Sunday, June 17, 2012
Father's Day 2012
Though I have never been a father, I had one and I live with one and I divorced one, so I have some experience with what makes a good one and what makes a sperm donor just a sperm donor.
Having donated sperm, even if it's through direct deposit, does NOT make you a dad. It makes you the legal father and nothing more. If the laws were written truly with the child's best interest in mind, as they say they are, sperm donors would have zero rights. The reward for their donation was given at the time of the direct deposit. Nothing more is owed to them, in my opinion.
Now a dad is a whole different story. The man who holds the child to comfort or just to show love, the man who listens and advises, the man who teaches a child what a man is and how a man should behave, the man who didn't have to love yet chose to love is the dad. In some cases, this is the sperm donor, in some cases, not. It doesn't matter. In both cases, the dad is the man who loved the child unconditionally by choice.
My favorite childhood memory of my own dad is such a simple thing, one has to wonder why it stands out in my head. I was about 9 or 10 and got a giant chalk board for Christmas. My dad had written on it..."Merry Christmas to Joansy Lee Lee Settle". I don't know why that was such a big deal to me, but it was. I still recall the excitement of seeing those words written by Dad on my new chalk board. Silly? Probably, but it said my dad loved me. It said I was important enough to warrant his time and the sentiment was all for me. Only he ever called me that silly name and I loved it. I loved my daddy as most little girls do, but I was a Momma's Girl and still am. The outstanding things about my dad were not big deals; rather common everyday things. Long car trips would find us eating in diners along the road where trucks were parked, the best food would be found there, Dad said.
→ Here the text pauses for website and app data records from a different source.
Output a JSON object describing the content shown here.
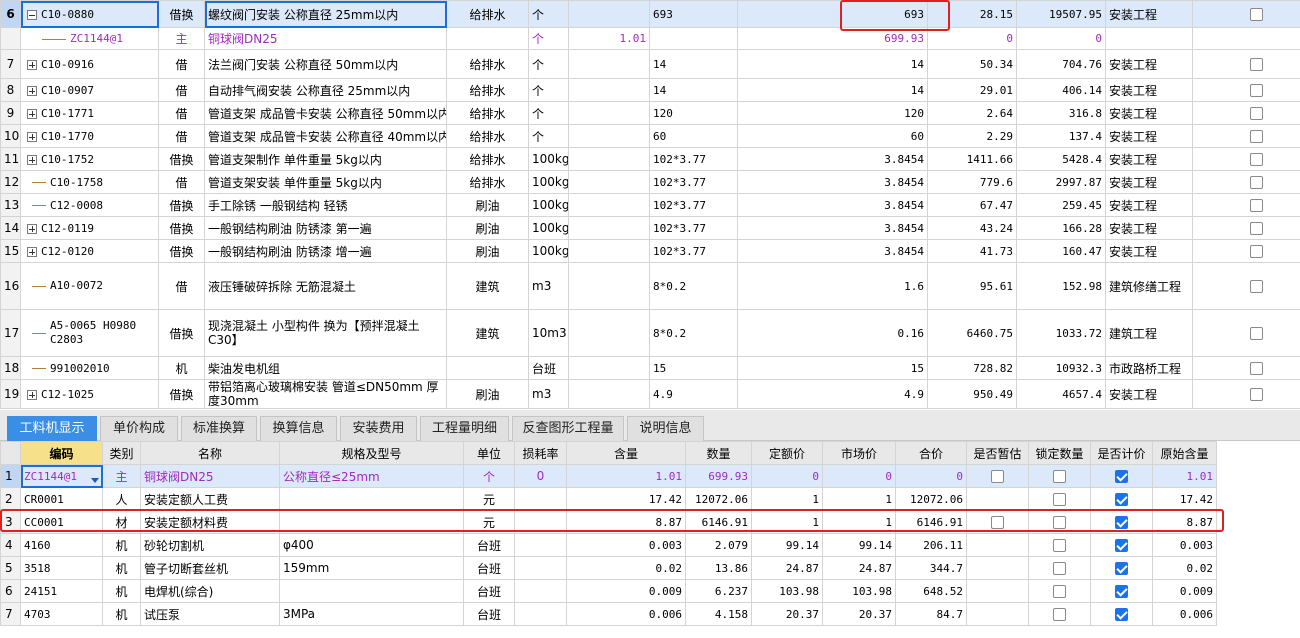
{
  "top_rows": [
    {
      "rn": "6",
      "toggle": "minus",
      "code": "C10-0880",
      "type": "借换",
      "name": "螺纹阀门安装 公称直径 25mm以内",
      "major": "给排水",
      "unit": "个",
      "coef": "",
      "qty_expr": "693",
      "qty": "693",
      "price": "28.15",
      "total": "19507.95",
      "category": "安装工程",
      "selected": true
    },
    {
      "rn": "",
      "toggle": "line2",
      "code": "ZC1144@1",
      "type": "主",
      "name": "铜球阀DN25",
      "major": "",
      "unit": "个",
      "coef": "1.01",
      "qty_expr": "",
      "qty": "699.93",
      "price": "0",
      "total": "0",
      "category": "",
      "sub": true
    },
    {
      "rn": "7",
      "toggle": "plus",
      "code": "C10-0916",
      "type": "借",
      "name": "法兰阀门安装 公称直径 50mm以内",
      "major": "给排水",
      "unit": "个",
      "coef": "",
      "qty_expr": "14",
      "qty": "14",
      "price": "50.34",
      "total": "704.76",
      "category": "安装工程"
    },
    {
      "rn": "8",
      "toggle": "plus",
      "code": "C10-0907",
      "type": "借",
      "name": "自动排气阀安装 公称直径 25mm以内",
      "major": "给排水",
      "unit": "个",
      "coef": "",
      "qty_expr": "14",
      "qty": "14",
      "price": "29.01",
      "total": "406.14",
      "category": "安装工程"
    },
    {
      "rn": "9",
      "toggle": "plus",
      "code": "C10-1771",
      "type": "借",
      "name": "管道支架 成品管卡安装 公称直径 50mm以内",
      "major": "给排水",
      "unit": "个",
      "coef": "",
      "qty_expr": "120",
      "qty": "120",
      "price": "2.64",
      "total": "316.8",
      "category": "安装工程"
    },
    {
      "rn": "10",
      "toggle": "plus",
      "code": "C10-1770",
      "type": "借",
      "name": "管道支架 成品管卡安装 公称直径 40mm以内",
      "major": "给排水",
      "unit": "个",
      "coef": "",
      "qty_expr": "60",
      "qty": "60",
      "price": "2.29",
      "total": "137.4",
      "category": "安装工程"
    },
    {
      "rn": "11",
      "toggle": "plus",
      "code": "C10-1752",
      "type": "借换",
      "name": "管道支架制作 单件重量 5kg以内",
      "major": "给排水",
      "unit": "100kg",
      "coef": "",
      "qty_expr": "102*3.77",
      "qty": "3.8454",
      "price": "1411.66",
      "total": "5428.4",
      "category": "安装工程"
    },
    {
      "rn": "12",
      "toggle": "line",
      "code": "C10-1758",
      "type": "借",
      "name": "管道支架安装 单件重量 5kg以内",
      "major": "给排水",
      "unit": "100kg",
      "coef": "",
      "qty_expr": "102*3.77",
      "qty": "3.8454",
      "price": "779.6",
      "total": "2997.87",
      "category": "安装工程"
    },
    {
      "rn": "13",
      "toggle": "line",
      "code": "C12-0008",
      "type": "借换",
      "name": "手工除锈 一般钢结构 轻锈",
      "major": "刷油",
      "unit": "100kg",
      "coef": "",
      "qty_expr": "102*3.77",
      "qty": "3.8454",
      "price": "67.47",
      "total": "259.45",
      "category": "安装工程"
    },
    {
      "rn": "14",
      "toggle": "plus",
      "code": "C12-0119",
      "type": "借换",
      "name": "一般钢结构刷油 防锈漆 第一遍",
      "major": "刷油",
      "unit": "100kg",
      "coef": "",
      "qty_expr": "102*3.77",
      "qty": "3.8454",
      "price": "43.24",
      "total": "166.28",
      "category": "安装工程"
    },
    {
      "rn": "15",
      "toggle": "plus",
      "code": "C12-0120",
      "type": "借换",
      "name": "一般钢结构刷油 防锈漆 增一遍",
      "major": "刷油",
      "unit": "100kg",
      "coef": "",
      "qty_expr": "102*3.77",
      "qty": "3.8454",
      "price": "41.73",
      "total": "160.47",
      "category": "安装工程"
    },
    {
      "rn": "16",
      "toggle": "line",
      "code": "A10-0072",
      "type": "借",
      "name": "液压锤破碎拆除 无筋混凝土",
      "major": "建筑",
      "unit": "m3",
      "coef": "",
      "qty_expr": "8*0.2",
      "qty": "1.6",
      "price": "95.61",
      "total": "152.98",
      "category": "建筑修缮工程",
      "tall": true
    },
    {
      "rn": "17",
      "toggle": "line",
      "code": "A5-0065 H0980 C2803",
      "type": "借换",
      "name": "现浇混凝土 小型构件  换为【预拌混凝土 C30】",
      "major": "建筑",
      "unit": "10m3",
      "coef": "",
      "qty_expr": "8*0.2",
      "qty": "0.16",
      "price": "6460.75",
      "total": "1033.72",
      "category": "建筑工程",
      "tall": true
    },
    {
      "rn": "18",
      "toggle": "line",
      "code": "991002010",
      "type": "机",
      "name": "柴油发电机组",
      "major": "",
      "unit": "台班",
      "coef": "",
      "qty_expr": "15",
      "qty": "15",
      "price": "728.82",
      "total": "10932.3",
      "category": "市政路桥工程"
    },
    {
      "rn": "19",
      "toggle": "plus",
      "code": "C12-1025",
      "type": "借换",
      "name": "带铝箔离心玻璃棉安装 管道≤DN50mm 厚度30mm",
      "major": "刷油",
      "unit": "m3",
      "coef": "",
      "qty_expr": "4.9",
      "qty": "4.9",
      "price": "950.49",
      "total": "4657.4",
      "category": "安装工程",
      "tall2": true
    }
  ],
  "tabs": [
    "工料机显示",
    "单价构成",
    "标准换算",
    "换算信息",
    "安装费用",
    "工程量明细",
    "反查图形工程量",
    "说明信息"
  ],
  "bottom_headers": [
    "编码",
    "类别",
    "名称",
    "规格及型号",
    "单位",
    "损耗率",
    "含量",
    "数量",
    "定额价",
    "市场价",
    "合价",
    "是否暂估",
    "锁定数量",
    "是否计价",
    "原始含量"
  ],
  "bottom_rows": [
    {
      "rn": "1",
      "code": "ZC1144@1",
      "type": "主",
      "name": "铜球阀DN25",
      "spec": "公称直径≤25mm",
      "unit": "个",
      "loss": "0",
      "content": "1.01",
      "qty": "699.93",
      "base": "0",
      "market": "0",
      "total": "0",
      "est": true,
      "lock": true,
      "priced": true,
      "orig": "1.01",
      "selected": true
    },
    {
      "rn": "2",
      "code": "CR0001",
      "type": "人",
      "name": "安装定额人工费",
      "spec": "",
      "unit": "元",
      "loss": "",
      "content": "17.42",
      "qty": "12072.06",
      "base": "1",
      "market": "1",
      "total": "12072.06",
      "est": false,
      "lock": true,
      "priced": true,
      "orig": "17.42"
    },
    {
      "rn": "3",
      "code": "CC0001",
      "type": "材",
      "name": "安装定额材料费",
      "spec": "",
      "unit": "元",
      "loss": "",
      "content": "8.87",
      "qty": "6146.91",
      "base": "1",
      "market": "1",
      "total": "6146.91",
      "est": true,
      "lock": true,
      "priced": true,
      "orig": "8.87"
    },
    {
      "rn": "4",
      "code": "4160",
      "type": "机",
      "name": "砂轮切割机",
      "spec": "φ400",
      "unit": "台班",
      "loss": "",
      "content": "0.003",
      "qty": "2.079",
      "base": "99.14",
      "market": "99.14",
      "total": "206.11",
      "est": false,
      "lock": true,
      "priced": true,
      "orig": "0.003"
    },
    {
      "rn": "5",
      "code": "3518",
      "type": "机",
      "name": "管子切断套丝机",
      "spec": "159mm",
      "unit": "台班",
      "loss": "",
      "content": "0.02",
      "qty": "13.86",
      "base": "24.87",
      "market": "24.87",
      "total": "344.7",
      "est": false,
      "lock": true,
      "priced": true,
      "orig": "0.02"
    },
    {
      "rn": "6",
      "code": "24151",
      "type": "机",
      "name": "电焊机(综合)",
      "spec": "",
      "unit": "台班",
      "loss": "",
      "content": "0.009",
      "qty": "6.237",
      "base": "103.98",
      "market": "103.98",
      "total": "648.52",
      "est": false,
      "lock": true,
      "priced": true,
      "orig": "0.009"
    },
    {
      "rn": "7",
      "code": "4703",
      "type": "机",
      "name": "试压泵",
      "spec": "3MPa",
      "unit": "台班",
      "loss": "",
      "content": "0.006",
      "qty": "4.158",
      "base": "20.37",
      "market": "20.37",
      "total": "84.7",
      "est": false,
      "lock": true,
      "priced": true,
      "orig": "0.006"
    }
  ]
}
The ever repeated, "If you have to use the bathroom, use it now, I'm not stopping in 5 miles!" meant nothing. If someone needed to stop in 5 miles, he would do so with a proper amount of grumbling and moaning about how he told us to use the bathroom and he wasn't happy now. Every trip included backseat arguments because 3 kids in one bench seat for 7 hours to the grandparents house is going to include arguments. He would usually yell, "Shut up and enjoy this trip!" That still makes me smile. Somehow, shut up and have fun seems good advice, but maybe a different delivery would have been good! Dad wasn't known for his finesse.
Through most of my teenage years he was an absent dad. He drove truck and was gone most of the week. I have some memories of trips to town with him on week-ends to run errands. He didn't stop at the dime store, like Mom did, he just did what needed to be done and maybe got me a coke or candy bar, but no side trips. I liked going with him because he didn't treat me like a kid, exactly. It was more like I was his buddy for those few minutes that we were on the road. Hard to explain, but I liked it and I remember it. He sometimes let me drive home at age 14, but I couldn't tell Mom.
Unlike me, my kids were not raised most of their lives by their father. They were raised by their Dad. He chose to help me parent my children and I chose to help him parent his. We have no regrets about that. He is the man both my children refer to as their dad. He loves them the same as his own, they are his own now. He walked my daughter down the aisle and he loves the grandchildren his step~children have given us exactly the same as he loves the grandchildren his genetically related boys have given us. I do, too. Our grandchildren are all our grandchildren. It's a choice we made years ago with the birth of our first who turns 23 this fall. (omg...23!)
I am eternally grateful to this man who shares my life and loves. Everyday he lives is a blessing to each of us in one way or the other. He has taken into his heart two children he didn't have to 'own'. He took on a very difficult job because he wanted to and he did the best job anyone could have done. In return, he has gained more love than he ever could give. He is respected and admired and honored for all he has given and all he is as a man, father and husband to their mother. He has earned this by being a good man with an unlimited capacity to love.
Happy Father's Day to him and our sons and to our father's who have gone before, our respect and love eternally.